# EXERCISE INSTRUCTIONS
For every line in the data below, check for the word "JSON", then state how many lines have it. Answer with the number only.

====

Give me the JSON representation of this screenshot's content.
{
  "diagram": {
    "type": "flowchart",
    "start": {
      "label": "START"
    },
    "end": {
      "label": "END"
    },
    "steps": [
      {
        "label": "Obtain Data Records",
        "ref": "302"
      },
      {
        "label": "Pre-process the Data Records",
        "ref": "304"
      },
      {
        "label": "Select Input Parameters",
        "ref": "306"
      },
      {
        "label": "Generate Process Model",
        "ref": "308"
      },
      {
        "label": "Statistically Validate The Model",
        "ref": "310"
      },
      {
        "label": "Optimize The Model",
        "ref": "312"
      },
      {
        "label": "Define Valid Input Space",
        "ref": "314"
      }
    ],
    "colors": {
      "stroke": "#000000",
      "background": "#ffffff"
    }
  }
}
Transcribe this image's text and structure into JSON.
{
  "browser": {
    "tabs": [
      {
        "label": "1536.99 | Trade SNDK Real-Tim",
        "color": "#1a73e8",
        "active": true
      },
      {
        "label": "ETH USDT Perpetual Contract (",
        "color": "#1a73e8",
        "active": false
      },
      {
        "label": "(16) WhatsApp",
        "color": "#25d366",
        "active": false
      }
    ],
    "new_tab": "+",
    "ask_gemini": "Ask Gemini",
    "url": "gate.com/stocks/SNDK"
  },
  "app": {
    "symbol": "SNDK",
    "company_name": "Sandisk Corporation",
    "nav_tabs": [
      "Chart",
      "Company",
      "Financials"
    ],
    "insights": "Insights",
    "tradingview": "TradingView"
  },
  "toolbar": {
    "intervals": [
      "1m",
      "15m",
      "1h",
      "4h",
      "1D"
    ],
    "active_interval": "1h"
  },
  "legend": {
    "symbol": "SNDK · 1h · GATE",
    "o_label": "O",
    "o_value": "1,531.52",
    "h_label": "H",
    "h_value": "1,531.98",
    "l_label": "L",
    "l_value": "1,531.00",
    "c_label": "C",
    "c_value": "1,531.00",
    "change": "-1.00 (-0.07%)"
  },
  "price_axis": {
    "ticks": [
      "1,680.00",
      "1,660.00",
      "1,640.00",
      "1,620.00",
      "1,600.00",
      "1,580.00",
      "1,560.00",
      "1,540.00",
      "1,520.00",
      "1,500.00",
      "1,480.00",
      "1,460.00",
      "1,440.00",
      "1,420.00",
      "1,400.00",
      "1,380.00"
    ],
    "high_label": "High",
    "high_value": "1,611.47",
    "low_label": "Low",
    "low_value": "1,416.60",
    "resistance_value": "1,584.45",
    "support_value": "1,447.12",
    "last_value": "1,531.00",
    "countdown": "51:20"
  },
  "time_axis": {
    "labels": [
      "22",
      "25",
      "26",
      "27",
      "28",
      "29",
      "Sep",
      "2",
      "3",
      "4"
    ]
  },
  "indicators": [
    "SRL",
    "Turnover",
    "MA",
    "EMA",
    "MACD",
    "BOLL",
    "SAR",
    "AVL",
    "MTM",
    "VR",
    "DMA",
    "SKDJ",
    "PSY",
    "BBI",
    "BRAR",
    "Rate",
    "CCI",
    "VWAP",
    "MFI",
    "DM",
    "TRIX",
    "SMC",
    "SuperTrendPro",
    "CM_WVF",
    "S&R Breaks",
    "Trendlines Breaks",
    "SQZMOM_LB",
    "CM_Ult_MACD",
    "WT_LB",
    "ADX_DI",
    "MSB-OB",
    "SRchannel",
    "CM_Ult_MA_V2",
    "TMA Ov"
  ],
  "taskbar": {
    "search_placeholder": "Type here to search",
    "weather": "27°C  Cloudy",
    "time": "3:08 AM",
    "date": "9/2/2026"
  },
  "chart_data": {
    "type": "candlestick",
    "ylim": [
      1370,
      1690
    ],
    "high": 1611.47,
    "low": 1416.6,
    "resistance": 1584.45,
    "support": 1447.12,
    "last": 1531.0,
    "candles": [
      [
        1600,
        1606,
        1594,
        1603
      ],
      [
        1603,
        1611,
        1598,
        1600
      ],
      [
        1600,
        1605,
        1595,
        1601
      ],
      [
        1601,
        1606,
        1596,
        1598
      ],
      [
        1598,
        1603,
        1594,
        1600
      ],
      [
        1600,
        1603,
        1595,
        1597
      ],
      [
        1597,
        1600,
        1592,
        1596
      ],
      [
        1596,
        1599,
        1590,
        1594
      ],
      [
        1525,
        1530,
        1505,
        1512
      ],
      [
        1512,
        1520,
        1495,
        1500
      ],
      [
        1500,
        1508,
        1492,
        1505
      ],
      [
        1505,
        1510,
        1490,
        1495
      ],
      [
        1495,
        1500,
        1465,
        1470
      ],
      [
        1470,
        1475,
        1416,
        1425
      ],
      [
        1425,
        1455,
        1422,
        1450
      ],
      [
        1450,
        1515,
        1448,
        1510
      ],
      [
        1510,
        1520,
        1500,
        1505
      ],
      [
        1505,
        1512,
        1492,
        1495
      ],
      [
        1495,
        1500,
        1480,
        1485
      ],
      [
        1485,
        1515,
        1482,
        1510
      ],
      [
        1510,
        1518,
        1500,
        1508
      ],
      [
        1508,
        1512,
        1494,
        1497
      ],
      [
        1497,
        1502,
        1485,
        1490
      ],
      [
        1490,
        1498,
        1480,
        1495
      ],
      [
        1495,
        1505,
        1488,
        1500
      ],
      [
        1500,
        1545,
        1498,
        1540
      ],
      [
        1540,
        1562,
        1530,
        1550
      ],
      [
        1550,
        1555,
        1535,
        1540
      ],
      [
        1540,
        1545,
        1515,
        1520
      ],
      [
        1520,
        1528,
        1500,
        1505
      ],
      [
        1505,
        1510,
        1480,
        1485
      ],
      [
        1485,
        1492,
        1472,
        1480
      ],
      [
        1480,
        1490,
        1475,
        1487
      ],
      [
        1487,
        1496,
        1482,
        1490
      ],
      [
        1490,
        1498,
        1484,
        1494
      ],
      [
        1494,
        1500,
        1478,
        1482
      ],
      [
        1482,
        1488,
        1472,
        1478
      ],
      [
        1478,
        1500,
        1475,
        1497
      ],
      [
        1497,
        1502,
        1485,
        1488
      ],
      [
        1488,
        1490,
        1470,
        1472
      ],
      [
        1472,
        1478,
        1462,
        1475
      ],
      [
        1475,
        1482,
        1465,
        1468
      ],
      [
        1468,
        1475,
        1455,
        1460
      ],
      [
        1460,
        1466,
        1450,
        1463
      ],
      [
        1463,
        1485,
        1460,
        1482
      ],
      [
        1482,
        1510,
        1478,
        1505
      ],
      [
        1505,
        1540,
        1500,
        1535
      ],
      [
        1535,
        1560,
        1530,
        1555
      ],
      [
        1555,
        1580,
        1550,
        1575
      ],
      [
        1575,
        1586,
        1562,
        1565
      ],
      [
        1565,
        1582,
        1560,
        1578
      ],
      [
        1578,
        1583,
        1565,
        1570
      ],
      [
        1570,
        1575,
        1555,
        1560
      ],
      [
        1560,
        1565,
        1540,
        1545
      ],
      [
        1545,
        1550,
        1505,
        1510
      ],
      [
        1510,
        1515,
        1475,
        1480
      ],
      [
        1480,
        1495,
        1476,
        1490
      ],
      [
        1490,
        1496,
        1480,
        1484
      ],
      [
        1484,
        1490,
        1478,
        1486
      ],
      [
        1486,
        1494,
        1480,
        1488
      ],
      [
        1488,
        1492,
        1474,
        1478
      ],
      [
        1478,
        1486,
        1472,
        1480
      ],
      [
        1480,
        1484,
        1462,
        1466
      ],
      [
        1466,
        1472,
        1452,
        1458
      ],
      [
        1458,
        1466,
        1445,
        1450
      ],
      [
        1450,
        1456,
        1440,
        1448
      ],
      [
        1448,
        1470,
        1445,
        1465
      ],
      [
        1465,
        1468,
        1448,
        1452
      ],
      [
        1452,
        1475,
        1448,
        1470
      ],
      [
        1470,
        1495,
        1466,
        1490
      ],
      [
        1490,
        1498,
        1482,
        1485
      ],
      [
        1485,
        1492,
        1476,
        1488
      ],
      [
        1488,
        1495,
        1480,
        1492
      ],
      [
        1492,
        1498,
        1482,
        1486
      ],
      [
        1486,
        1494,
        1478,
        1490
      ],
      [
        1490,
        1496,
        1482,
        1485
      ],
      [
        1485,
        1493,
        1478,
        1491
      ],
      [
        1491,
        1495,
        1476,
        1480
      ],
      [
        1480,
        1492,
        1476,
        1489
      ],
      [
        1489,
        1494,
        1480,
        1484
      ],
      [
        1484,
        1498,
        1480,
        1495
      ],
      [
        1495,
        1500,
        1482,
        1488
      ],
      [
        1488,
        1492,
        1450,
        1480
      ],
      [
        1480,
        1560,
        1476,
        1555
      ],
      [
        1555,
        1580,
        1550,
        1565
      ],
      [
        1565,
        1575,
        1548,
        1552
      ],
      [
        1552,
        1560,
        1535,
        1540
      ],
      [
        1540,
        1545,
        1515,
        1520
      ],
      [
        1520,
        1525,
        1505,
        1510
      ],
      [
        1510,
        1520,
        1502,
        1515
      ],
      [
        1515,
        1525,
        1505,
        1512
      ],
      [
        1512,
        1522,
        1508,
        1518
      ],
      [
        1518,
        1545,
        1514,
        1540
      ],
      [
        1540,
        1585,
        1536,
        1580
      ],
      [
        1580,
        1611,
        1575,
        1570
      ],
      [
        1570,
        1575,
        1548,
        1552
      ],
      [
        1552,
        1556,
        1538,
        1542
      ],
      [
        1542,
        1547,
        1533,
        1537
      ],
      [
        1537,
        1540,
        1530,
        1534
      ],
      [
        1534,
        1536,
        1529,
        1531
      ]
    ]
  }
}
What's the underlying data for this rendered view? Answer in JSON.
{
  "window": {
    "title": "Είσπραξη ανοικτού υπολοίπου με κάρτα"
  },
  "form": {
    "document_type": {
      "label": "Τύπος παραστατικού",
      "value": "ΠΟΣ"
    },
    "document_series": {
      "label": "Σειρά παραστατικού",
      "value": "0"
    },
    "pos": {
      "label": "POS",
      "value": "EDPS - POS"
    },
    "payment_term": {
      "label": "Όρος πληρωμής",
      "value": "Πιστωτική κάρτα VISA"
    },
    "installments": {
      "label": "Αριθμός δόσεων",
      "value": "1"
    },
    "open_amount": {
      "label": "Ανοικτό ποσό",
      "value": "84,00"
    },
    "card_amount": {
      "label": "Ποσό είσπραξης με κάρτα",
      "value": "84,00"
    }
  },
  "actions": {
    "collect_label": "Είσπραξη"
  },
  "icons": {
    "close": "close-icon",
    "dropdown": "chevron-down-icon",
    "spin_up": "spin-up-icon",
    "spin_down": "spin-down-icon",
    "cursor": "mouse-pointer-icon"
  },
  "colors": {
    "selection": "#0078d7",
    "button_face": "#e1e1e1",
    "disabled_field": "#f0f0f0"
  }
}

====

# SOLUTION
3